Can MRONJ Be Treated?

MRONJ can be treated, although treating it can be a challenge. There are differing levels of treatment, depending on the severity of each case:

Conservative MRONJ Treatment

Conservative treatment is an option when there’s no sign of a secondary infection and the bone loss is minor. Antiseptic mouthwash helps prevent an infection, analgesics help control pain, and a drug called teriparatide helps reduce further bone loss.

Non-Surgical MRONJ Treatment

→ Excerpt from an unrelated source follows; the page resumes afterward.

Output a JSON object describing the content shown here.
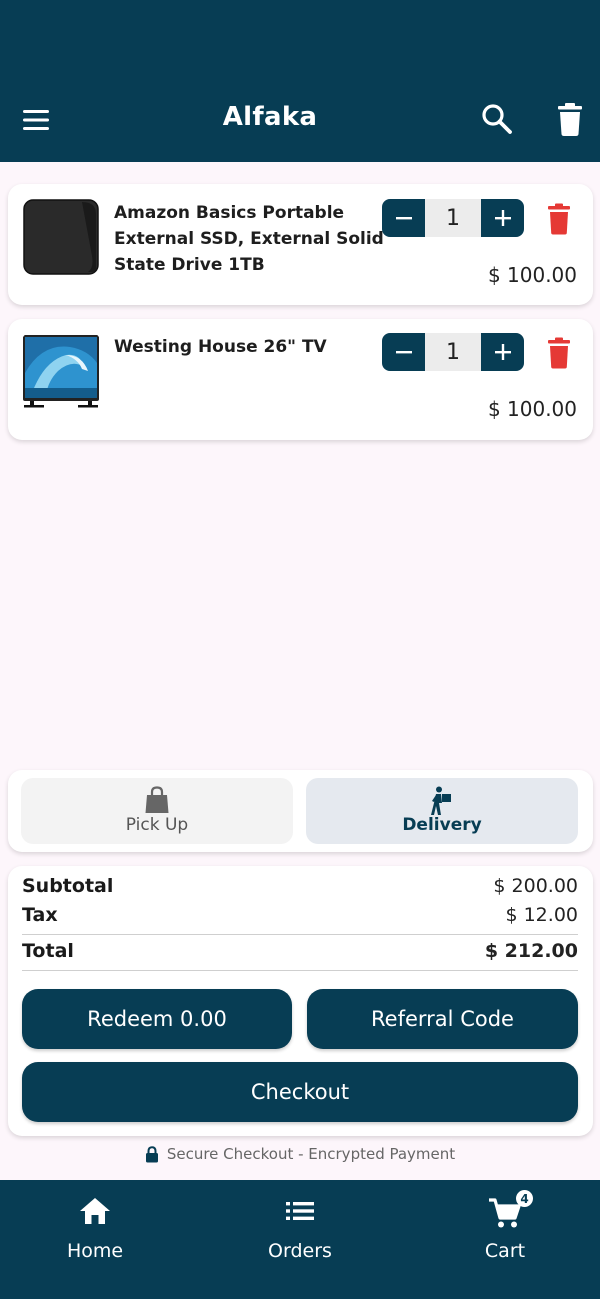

Non-surgical options are available for patients who have symptoms of infection due to MRONJ and whose bone loss has not reached a certain level of severity. In these cases, treatment is the same as the conservative treatment option, with the addition of antibiotics and antifungals to fight the infection.

Surgical MRONJ Treatment

For advanced cases of MRONJ, surgical treatment may be required. The surgery may involve simply scraping away affected necrotic bone tissue (debridement) or removing entire sections of the jawbone (resectioning). The goal is to ensure that no bone tissue remains exposed and that all infected or necrotic tissue is removed.

Athens Oral Surgery Can Help You Navigate MRONJ

If you’re just starting treatment for cancer or osteoporosis, Dr. Tomlinson and his team will be happy to answer any concerns you may have about your risk for MRONJ and work with you to schedule any needed procedures before you start treatment. If you have taken bisphosphonates or denosumab and are beginning to experience symptoms of MRONJ, we can perform a thorough examination and provide you with a diagnosis and treatment options. Call 706-549-5033 to schedule an appointment.

Related Articles:

What to Look For When Choosing an Oral Surgeon

Jaw Surgery: What Happens During & After Surgery?